__Problem description__: Search the material for the word "result" and copy each line that holds it.

*** Opening Input ***

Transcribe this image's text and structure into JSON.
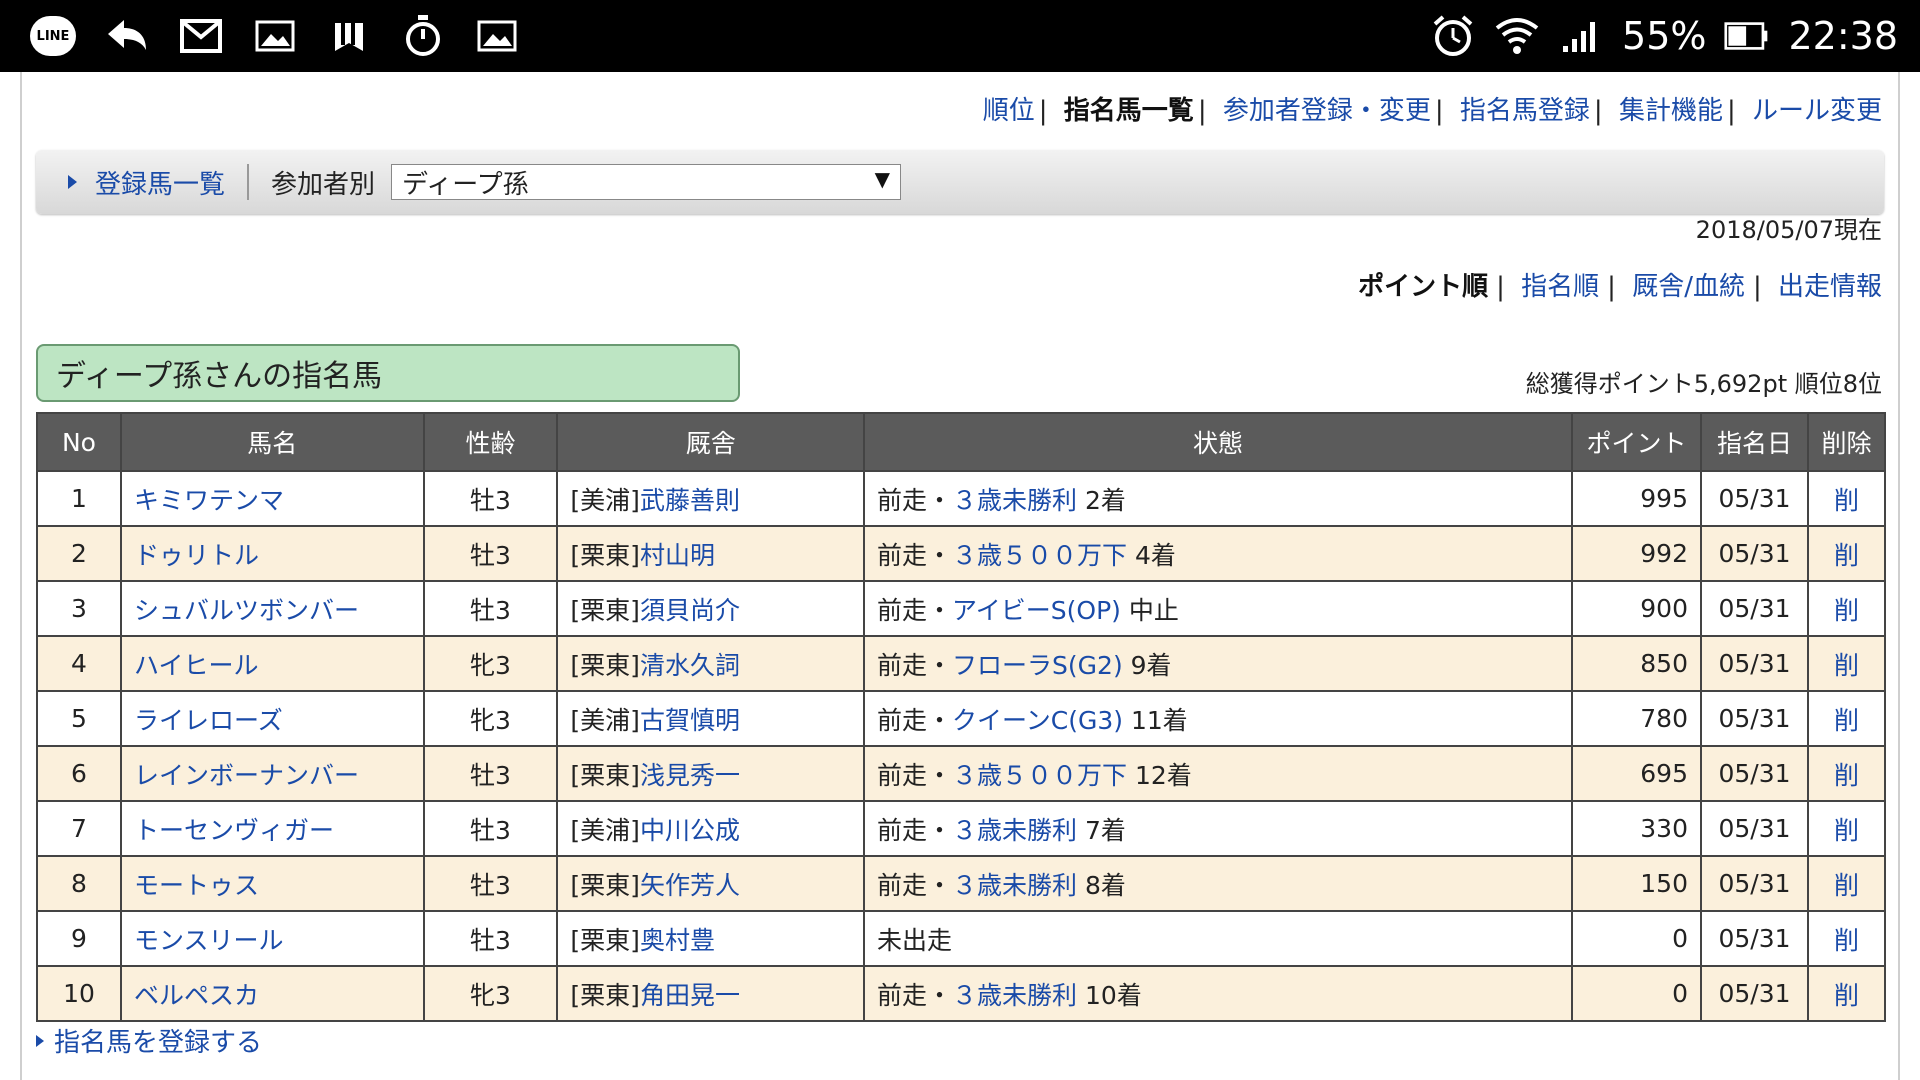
{
  "statusbar": {
    "line_label": "LINE",
    "battery": "55%",
    "time": "22:38",
    "icons": [
      "line-icon",
      "reply-icon",
      "gmail-icon",
      "image-icon",
      "bookmark-icon",
      "stopwatch-icon",
      "image-icon",
      "alarm-icon",
      "wifi-icon",
      "signal-icon",
      "battery-icon"
    ]
  },
  "topnav": {
    "items": [
      {
        "label": "順位",
        "current": false
      },
      {
        "label": "指名馬一覧",
        "current": true
      },
      {
        "label": "参加者登録・変更",
        "current": false
      },
      {
        "label": "指名馬登録",
        "current": false
      },
      {
        "label": "集計機能",
        "current": false
      },
      {
        "label": "ルール変更",
        "current": false
      }
    ]
  },
  "filter": {
    "link_label": "登録馬一覧",
    "participant_label": "参加者別",
    "selected": "ディープ孫"
  },
  "as_of": "2018/05/07現在",
  "sortnav": {
    "items": [
      {
        "label": "ポイント順",
        "current": true
      },
      {
        "label": "指名順",
        "current": false
      },
      {
        "label": "厩舎/血統",
        "current": false
      },
      {
        "label": "出走情報",
        "current": false
      }
    ]
  },
  "panel_title": "ディープ孫さんの指名馬",
  "totals": "総獲得ポイント5,692pt 順位8位",
  "table": {
    "headers": [
      "No",
      "馬名",
      "性齢",
      "厩舎",
      "状態",
      "ポイント",
      "指名日",
      "削除"
    ],
    "rows": [
      {
        "no": "1",
        "name": "キミワテンマ",
        "sexage": "牡3",
        "region": "[美浦]",
        "trainer": "武藤善則",
        "status_prefix": "前走・",
        "race": "３歳未勝利",
        "result": " 2着",
        "points": "995",
        "date": "05/31",
        "del": "削"
      },
      {
        "no": "2",
        "name": "ドゥリトル",
        "sexage": "牡3",
        "region": "[栗東]",
        "trainer": "村山明",
        "status_prefix": "前走・",
        "race": "３歳５００万下",
        "result": " 4着",
        "points": "992",
        "date": "05/31",
        "del": "削"
      },
      {
        "no": "3",
        "name": "シュバルツボンバー",
        "sexage": "牡3",
        "region": "[栗東]",
        "trainer": "須貝尚介",
        "status_prefix": "前走・",
        "race": "アイビーS(OP)",
        "result": " 中止",
        "points": "900",
        "date": "05/31",
        "del": "削"
      },
      {
        "no": "4",
        "name": "ハイヒール",
        "sexage": "牝3",
        "region": "[栗東]",
        "trainer": "清水久詞",
        "status_prefix": "前走・",
        "race": "フローラS(G2)",
        "result": " 9着",
        "points": "850",
        "date": "05/31",
        "del": "削"
      },
      {
        "no": "5",
        "name": "ライレローズ",
        "sexage": "牝3",
        "region": "[美浦]",
        "trainer": "古賀慎明",
        "status_prefix": "前走・",
        "race": "クイーンC(G3)",
        "result": " 11着",
        "points": "780",
        "date": "05/31",
        "del": "削"
      },
      {
        "no": "6",
        "name": "レインボーナンバー",
        "sexage": "牡3",
        "region": "[栗東]",
        "trainer": "浅見秀一",
        "status_prefix": "前走・",
        "race": "３歳５００万下",
        "result": " 12着",
        "points": "695",
        "date": "05/31",
        "del": "削"
      },
      {
        "no": "7",
        "name": "トーセンヴィガー",
        "sexage": "牡3",
        "region": "[美浦]",
        "trainer": "中川公成",
        "status_prefix": "前走・",
        "race": "３歳未勝利",
        "result": " 7着",
        "points": "330",
        "date": "05/31",
        "del": "削"
      },
      {
        "no": "8",
        "name": "モートゥス",
        "sexage": "牡3",
        "region": "[栗東]",
        "trainer": "矢作芳人",
        "status_prefix": "前走・",
        "race": "３歳未勝利",
        "result": " 8着",
        "points": "150",
        "date": "05/31",
        "del": "削"
      },
      {
        "no": "9",
        "name": "モンスリール",
        "sexage": "牡3",
        "region": "[栗東]",
        "trainer": "奥村豊",
        "status_prefix": "未出走",
        "race": "",
        "result": "",
        "points": "0",
        "date": "05/31",
        "del": "削"
      },
      {
        "no": "10",
        "name": "ベルペスカ",
        "sexage": "牝3",
        "region": "[栗東]",
        "trainer": "角田晃一",
        "status_prefix": "前走・",
        "race": "３歳未勝利",
        "result": " 10着",
        "points": "0",
        "date": "05/31",
        "del": "削"
      }
    ]
  },
  "register_link": "指名馬を登録する"
}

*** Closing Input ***

__Task response__:
        "result": " 2着",
        "result": " 4着",
        "result": " 中止",
        "result": " 9着",
        "result": " 11着",
        "result": " 12着",
        "result": " 7着",
        "result": " 8着",
        "result": "",
        "result": " 10着",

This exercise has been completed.